Mulholland, the prison consultant, was incarcerated for more than two decades because of violent crimes and now works for free to prepare men who are headed to prison. He says that, based on his experiences in various prisons in Washington state, life is typically pretty easy for inmates in sex offender programs like these.
"All they do is watch TV all day long, sleep, nap, do whatever they want. They get their food served to them, privately," Mulholland said. "They're in a private unit, they all hang out together. They don't have to do anything. All they do is see a therapist and take medicine."
He says he's seen inmates in sex offender programs escorted by multiple guards whenever they leave the sex offender unit and explained that they're usually excluded from work duties to keep them away from other inmates, for safety reasons.
The goal of these programs, according to the ODRC, is to reduce "the risk of sexual reoffending, thereby enhancing public safety and future risk to victims." There will be no future victims for Castro, however, since he has been sentenced to life without the possibility of parole. And in light of his sentence, he may not ultimately qualify for one of these programs. The ODRC declined to comment on Castro's eligibility, simply stating that he hasn't been processed yet.
Life in isolation
If Castro doesn't end up isolated from the general population in a sex offender unit, then he'll likely end up in protective custody, according to Mulholland.
He says Castro may go "without seeing sunlight for years," spending 23 hours a day in his cell.
"Usually a rapist will not even come out of his cell for fear of being beat, stabbed or injured in some fashion. In Ohio state, every prisoner knows that guy's coming," said Mulholland, who points out the prevalence of newspapers and televisions in prisons. "He's going to get something because his case is so well-publicized."
Mulholland said most inmates have a low tolerance for rapists and pedophiles: "Everyone has a mom. Even though we're criminals, we all have mothers and sisters."
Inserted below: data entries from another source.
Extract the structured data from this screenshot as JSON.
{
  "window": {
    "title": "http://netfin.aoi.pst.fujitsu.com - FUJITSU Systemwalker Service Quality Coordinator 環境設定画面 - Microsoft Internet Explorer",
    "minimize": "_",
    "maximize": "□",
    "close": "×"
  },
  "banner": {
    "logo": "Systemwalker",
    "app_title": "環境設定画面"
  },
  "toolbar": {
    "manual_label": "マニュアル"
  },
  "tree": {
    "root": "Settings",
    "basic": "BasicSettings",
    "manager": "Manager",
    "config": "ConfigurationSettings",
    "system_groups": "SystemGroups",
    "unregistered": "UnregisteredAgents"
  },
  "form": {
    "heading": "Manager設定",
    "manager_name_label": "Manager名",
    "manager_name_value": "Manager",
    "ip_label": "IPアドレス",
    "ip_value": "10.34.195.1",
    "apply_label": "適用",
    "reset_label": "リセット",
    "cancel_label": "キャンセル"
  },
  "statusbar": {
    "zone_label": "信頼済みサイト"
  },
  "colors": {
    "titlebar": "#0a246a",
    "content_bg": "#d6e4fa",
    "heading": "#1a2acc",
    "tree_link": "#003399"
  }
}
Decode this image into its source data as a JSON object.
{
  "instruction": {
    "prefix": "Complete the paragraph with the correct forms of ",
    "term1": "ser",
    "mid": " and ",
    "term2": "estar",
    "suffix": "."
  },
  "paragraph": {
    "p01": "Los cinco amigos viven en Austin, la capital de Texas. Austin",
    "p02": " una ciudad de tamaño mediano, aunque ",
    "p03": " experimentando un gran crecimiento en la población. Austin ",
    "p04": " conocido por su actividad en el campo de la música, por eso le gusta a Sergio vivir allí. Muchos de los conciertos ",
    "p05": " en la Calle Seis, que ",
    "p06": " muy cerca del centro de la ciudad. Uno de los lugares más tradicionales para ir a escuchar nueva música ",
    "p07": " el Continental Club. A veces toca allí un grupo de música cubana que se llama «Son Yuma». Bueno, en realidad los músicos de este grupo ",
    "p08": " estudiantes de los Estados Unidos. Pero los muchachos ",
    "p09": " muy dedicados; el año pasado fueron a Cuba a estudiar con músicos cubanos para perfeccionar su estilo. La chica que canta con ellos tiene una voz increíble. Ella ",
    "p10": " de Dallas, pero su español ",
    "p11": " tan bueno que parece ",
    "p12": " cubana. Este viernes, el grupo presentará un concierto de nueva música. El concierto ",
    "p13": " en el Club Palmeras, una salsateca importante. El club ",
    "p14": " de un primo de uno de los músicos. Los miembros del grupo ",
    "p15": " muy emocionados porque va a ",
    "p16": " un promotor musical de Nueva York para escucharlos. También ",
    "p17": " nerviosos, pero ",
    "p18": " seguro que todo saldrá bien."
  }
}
Two of the girls Castro abducted and sexually assaulted for years were underage when they were taken: Amanda Berry was 16 and Gina DeJesus was 14. Michelle Knight, the woman who says Castro beat and starved her when she would become pregnant, was 21 when she was taken.